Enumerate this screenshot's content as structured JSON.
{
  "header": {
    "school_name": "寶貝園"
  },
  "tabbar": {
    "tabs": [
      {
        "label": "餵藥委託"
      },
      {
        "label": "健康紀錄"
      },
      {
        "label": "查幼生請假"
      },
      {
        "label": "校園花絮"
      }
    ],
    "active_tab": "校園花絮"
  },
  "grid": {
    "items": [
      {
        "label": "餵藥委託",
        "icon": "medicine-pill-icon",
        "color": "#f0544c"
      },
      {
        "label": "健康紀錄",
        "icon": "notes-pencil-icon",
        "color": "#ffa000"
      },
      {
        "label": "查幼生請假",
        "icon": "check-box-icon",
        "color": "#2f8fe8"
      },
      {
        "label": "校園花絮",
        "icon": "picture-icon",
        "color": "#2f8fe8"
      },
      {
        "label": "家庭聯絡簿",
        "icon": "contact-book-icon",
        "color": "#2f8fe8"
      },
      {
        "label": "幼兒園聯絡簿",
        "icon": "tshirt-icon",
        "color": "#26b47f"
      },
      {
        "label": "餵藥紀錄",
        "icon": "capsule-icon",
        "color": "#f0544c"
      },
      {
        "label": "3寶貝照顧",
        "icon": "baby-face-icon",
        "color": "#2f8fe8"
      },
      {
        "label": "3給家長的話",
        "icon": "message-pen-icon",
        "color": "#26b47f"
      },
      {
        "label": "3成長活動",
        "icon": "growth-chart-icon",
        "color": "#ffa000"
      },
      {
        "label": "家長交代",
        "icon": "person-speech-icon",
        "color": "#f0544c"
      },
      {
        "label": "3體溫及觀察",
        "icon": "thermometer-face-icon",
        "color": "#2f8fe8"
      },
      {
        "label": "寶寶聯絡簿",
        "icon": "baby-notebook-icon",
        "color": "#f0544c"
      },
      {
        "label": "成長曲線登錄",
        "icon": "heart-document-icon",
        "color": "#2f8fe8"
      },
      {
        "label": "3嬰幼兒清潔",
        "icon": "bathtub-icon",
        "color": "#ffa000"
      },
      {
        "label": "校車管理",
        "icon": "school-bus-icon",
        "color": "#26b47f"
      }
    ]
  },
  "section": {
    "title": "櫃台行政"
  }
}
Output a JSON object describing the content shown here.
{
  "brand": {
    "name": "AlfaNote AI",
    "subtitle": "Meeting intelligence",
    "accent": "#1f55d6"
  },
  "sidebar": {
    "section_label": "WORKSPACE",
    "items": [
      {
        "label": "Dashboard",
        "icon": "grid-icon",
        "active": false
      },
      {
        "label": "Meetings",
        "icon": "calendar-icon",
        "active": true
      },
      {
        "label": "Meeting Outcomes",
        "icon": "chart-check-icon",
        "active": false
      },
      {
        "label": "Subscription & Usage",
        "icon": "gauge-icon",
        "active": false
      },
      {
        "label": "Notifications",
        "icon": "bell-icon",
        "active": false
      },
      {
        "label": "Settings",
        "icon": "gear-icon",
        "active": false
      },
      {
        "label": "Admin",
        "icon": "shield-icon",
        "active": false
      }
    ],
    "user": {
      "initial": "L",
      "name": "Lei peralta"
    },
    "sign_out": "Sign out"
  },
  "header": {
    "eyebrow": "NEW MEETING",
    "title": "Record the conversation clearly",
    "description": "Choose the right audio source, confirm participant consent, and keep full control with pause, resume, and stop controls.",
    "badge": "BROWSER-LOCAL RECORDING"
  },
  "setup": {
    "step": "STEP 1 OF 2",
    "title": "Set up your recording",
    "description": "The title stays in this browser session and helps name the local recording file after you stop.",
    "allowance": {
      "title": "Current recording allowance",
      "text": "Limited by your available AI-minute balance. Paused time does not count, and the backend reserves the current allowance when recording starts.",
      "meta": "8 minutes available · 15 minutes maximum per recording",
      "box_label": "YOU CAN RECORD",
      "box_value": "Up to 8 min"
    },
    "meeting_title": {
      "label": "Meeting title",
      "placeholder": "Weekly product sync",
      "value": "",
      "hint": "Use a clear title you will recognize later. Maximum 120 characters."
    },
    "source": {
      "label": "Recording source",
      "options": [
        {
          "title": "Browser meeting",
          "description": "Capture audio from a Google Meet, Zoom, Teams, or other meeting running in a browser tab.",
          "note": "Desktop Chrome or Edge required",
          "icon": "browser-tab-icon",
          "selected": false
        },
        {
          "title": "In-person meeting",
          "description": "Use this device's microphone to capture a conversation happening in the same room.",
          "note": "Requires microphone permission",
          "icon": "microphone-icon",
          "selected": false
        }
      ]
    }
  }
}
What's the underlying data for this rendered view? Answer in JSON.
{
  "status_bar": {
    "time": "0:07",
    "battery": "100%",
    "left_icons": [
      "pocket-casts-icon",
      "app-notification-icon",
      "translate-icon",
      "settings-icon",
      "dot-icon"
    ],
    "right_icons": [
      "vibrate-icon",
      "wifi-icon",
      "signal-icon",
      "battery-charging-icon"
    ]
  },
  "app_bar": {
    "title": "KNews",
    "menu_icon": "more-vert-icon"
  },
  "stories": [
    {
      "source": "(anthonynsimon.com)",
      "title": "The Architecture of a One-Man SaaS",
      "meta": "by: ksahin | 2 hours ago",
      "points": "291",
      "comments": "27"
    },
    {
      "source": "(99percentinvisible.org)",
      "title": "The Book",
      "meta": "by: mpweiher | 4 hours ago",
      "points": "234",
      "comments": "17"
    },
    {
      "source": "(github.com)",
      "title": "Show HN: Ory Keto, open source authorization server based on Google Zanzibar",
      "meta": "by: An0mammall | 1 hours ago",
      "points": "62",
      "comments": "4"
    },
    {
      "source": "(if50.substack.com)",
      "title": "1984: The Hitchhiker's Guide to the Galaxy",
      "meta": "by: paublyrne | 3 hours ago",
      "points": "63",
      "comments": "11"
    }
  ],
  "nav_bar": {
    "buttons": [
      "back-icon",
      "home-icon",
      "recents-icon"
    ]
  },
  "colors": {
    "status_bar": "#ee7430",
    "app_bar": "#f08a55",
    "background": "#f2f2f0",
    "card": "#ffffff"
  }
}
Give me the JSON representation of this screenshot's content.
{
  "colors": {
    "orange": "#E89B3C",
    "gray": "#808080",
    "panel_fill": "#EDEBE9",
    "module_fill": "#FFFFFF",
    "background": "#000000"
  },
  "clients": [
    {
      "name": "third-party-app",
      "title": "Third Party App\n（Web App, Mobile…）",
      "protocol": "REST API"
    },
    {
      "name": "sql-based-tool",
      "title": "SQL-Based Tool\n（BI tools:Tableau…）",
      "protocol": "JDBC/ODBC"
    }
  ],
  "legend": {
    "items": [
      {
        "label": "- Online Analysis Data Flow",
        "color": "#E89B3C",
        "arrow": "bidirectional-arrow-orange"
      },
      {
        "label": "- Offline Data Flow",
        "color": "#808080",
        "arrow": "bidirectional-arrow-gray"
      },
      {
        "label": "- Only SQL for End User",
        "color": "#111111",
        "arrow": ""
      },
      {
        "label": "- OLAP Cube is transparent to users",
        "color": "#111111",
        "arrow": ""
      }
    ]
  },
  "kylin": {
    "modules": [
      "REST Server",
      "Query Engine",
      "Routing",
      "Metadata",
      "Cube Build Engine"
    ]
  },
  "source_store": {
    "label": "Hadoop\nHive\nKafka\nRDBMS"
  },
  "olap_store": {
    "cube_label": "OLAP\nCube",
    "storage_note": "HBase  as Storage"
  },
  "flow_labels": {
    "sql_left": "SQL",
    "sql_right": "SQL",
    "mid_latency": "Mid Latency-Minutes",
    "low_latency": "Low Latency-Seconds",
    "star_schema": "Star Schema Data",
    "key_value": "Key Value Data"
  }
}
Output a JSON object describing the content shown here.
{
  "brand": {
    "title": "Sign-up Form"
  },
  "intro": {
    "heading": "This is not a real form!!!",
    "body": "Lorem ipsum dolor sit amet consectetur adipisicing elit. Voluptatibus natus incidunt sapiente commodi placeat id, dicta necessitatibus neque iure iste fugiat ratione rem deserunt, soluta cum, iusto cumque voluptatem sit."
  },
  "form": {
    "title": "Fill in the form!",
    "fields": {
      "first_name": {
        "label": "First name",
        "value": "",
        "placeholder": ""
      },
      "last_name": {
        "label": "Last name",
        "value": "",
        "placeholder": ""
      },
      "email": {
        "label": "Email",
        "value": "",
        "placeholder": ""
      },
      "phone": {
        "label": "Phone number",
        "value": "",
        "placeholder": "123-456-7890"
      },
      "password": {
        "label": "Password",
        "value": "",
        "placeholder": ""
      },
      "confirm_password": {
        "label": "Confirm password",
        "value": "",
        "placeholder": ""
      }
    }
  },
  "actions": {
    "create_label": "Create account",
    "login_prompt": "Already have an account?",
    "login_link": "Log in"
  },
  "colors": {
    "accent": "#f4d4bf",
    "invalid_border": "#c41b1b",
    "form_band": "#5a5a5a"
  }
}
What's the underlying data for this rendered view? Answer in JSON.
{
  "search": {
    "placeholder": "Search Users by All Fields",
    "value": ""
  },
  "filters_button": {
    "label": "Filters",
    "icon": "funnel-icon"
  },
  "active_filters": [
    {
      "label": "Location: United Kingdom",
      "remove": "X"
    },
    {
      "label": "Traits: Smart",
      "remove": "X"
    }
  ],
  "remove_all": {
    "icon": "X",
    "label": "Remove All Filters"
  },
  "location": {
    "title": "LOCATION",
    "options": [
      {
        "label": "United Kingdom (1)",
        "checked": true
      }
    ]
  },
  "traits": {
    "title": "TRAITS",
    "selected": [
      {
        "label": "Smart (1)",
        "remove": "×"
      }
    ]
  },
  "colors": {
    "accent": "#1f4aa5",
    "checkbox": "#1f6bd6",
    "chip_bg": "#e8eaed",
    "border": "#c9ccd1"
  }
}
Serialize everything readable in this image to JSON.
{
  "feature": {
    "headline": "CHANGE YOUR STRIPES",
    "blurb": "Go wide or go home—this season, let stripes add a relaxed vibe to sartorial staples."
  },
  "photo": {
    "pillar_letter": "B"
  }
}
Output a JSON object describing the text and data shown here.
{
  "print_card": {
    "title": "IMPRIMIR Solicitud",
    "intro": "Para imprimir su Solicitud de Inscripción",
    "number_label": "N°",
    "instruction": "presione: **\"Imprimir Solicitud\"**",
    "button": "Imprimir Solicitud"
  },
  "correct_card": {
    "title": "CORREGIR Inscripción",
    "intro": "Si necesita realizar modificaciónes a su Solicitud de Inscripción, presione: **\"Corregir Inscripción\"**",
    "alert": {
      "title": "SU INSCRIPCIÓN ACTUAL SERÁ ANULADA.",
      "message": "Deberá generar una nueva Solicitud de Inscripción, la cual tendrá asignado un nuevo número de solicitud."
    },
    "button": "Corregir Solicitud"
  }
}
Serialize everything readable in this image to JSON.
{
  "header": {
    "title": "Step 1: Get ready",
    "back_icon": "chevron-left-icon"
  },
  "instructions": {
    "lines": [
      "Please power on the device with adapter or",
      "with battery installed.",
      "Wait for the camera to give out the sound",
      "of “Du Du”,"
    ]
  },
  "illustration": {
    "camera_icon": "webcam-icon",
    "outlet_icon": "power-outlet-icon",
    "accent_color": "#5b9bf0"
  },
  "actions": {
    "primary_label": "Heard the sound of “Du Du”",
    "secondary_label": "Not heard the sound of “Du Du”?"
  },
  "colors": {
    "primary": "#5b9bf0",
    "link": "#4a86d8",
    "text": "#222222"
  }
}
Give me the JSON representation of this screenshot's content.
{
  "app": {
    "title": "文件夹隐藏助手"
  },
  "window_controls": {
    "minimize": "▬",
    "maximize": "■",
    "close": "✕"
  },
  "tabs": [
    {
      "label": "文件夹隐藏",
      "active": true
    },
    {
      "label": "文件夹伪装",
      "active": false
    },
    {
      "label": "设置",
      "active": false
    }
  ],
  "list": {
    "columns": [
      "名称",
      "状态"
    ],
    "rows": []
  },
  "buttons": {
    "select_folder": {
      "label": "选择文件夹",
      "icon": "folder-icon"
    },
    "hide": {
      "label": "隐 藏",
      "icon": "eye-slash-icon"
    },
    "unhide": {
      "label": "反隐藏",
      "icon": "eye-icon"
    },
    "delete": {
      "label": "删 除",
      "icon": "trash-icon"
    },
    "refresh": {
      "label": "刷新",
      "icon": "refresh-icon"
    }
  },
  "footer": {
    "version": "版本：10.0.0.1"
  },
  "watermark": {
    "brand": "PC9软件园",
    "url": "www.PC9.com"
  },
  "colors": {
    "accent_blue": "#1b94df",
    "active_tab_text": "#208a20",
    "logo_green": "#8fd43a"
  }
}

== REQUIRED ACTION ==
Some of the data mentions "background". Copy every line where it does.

== TASK SOLUTION ==
    "background": "#f2f2f0",
    "background": "#000000"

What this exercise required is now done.